***** LISTED ENTRIES

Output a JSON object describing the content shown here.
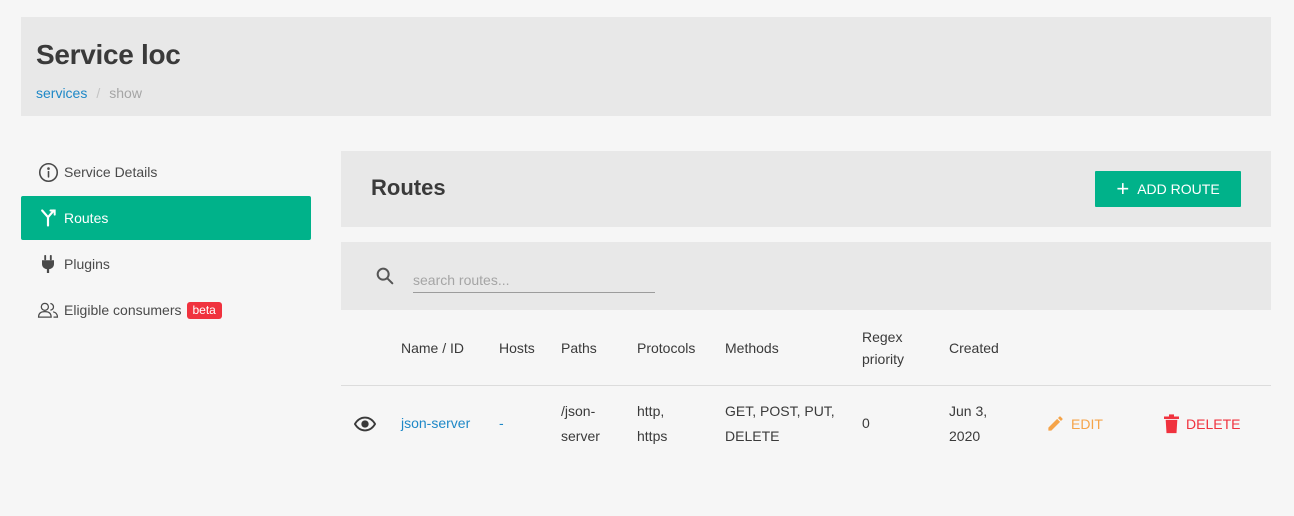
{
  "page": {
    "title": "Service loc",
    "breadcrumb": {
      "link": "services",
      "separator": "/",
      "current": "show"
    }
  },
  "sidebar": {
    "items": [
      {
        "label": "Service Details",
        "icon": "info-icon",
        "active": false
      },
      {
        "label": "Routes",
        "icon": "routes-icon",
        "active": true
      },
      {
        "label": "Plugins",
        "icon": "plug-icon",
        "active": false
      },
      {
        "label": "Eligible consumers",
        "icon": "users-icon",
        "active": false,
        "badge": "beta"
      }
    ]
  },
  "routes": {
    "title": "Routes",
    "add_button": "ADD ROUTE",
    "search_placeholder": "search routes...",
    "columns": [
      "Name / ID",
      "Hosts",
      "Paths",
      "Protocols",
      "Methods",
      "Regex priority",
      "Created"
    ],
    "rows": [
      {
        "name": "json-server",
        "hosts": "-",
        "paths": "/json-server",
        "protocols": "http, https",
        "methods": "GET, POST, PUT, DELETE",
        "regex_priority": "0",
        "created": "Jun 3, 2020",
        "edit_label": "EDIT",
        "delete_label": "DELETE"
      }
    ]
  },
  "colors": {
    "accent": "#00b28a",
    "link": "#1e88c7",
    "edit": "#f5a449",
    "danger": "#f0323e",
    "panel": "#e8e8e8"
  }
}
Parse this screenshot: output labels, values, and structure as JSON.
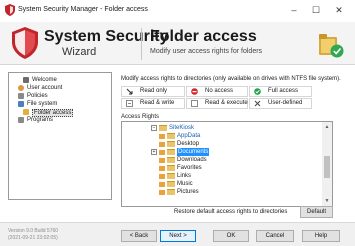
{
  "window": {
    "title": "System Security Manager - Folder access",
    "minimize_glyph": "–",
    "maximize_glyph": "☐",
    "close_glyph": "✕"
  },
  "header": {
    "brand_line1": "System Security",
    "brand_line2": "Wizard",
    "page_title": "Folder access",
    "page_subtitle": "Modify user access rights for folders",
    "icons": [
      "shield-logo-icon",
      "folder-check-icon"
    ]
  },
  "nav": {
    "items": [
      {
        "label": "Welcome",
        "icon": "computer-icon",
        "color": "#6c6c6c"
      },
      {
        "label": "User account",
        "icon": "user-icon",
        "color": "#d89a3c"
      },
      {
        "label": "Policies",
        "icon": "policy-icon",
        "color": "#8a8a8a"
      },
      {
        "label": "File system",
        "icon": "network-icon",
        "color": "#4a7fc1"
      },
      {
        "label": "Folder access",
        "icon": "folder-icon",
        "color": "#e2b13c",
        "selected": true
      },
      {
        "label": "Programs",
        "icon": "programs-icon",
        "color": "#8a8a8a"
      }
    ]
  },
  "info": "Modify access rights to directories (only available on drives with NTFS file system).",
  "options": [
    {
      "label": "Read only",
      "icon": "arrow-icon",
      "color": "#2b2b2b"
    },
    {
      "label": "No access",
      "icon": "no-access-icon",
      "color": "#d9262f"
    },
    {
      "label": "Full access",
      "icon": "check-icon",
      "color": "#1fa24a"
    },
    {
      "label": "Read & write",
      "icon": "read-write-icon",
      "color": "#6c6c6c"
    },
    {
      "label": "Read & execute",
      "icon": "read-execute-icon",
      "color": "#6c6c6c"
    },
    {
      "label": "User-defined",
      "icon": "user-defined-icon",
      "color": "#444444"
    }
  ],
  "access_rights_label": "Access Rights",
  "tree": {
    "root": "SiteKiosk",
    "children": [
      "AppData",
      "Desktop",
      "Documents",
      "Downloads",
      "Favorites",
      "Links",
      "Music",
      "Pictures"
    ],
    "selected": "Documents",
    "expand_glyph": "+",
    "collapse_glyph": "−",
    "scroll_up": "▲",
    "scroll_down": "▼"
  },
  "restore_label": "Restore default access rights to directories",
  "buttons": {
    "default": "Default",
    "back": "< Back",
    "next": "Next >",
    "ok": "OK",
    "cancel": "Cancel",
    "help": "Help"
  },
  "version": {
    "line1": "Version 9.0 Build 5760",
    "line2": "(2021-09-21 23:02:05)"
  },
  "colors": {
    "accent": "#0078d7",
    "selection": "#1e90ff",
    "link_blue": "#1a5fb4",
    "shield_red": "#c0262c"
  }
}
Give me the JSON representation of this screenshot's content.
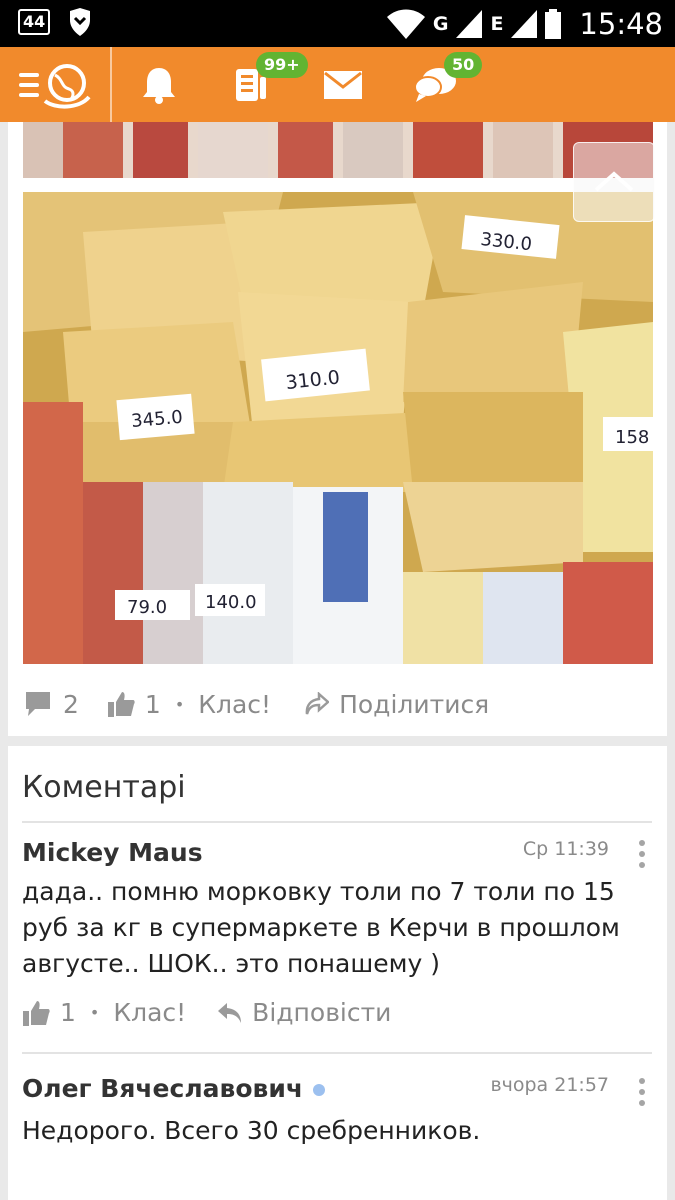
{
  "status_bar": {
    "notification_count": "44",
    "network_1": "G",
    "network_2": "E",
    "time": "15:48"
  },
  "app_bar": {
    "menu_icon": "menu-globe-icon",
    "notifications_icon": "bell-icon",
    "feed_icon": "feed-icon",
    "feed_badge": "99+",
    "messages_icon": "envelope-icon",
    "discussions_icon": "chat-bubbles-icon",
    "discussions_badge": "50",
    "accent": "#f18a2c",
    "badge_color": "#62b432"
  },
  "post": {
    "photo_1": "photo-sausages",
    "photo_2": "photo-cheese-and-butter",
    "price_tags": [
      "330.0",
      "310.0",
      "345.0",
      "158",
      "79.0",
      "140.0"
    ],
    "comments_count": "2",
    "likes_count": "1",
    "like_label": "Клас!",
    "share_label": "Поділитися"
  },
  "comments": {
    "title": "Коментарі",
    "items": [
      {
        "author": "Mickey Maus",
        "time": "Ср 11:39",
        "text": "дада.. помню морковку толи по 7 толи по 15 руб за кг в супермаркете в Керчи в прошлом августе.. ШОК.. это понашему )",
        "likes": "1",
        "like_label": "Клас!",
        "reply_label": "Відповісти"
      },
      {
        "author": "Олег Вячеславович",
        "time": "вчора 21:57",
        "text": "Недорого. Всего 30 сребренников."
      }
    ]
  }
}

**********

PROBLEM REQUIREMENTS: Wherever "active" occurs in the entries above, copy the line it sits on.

FINISHED EXERCISE:
        "active": false
        "active": true
        "active": false
        "active": false,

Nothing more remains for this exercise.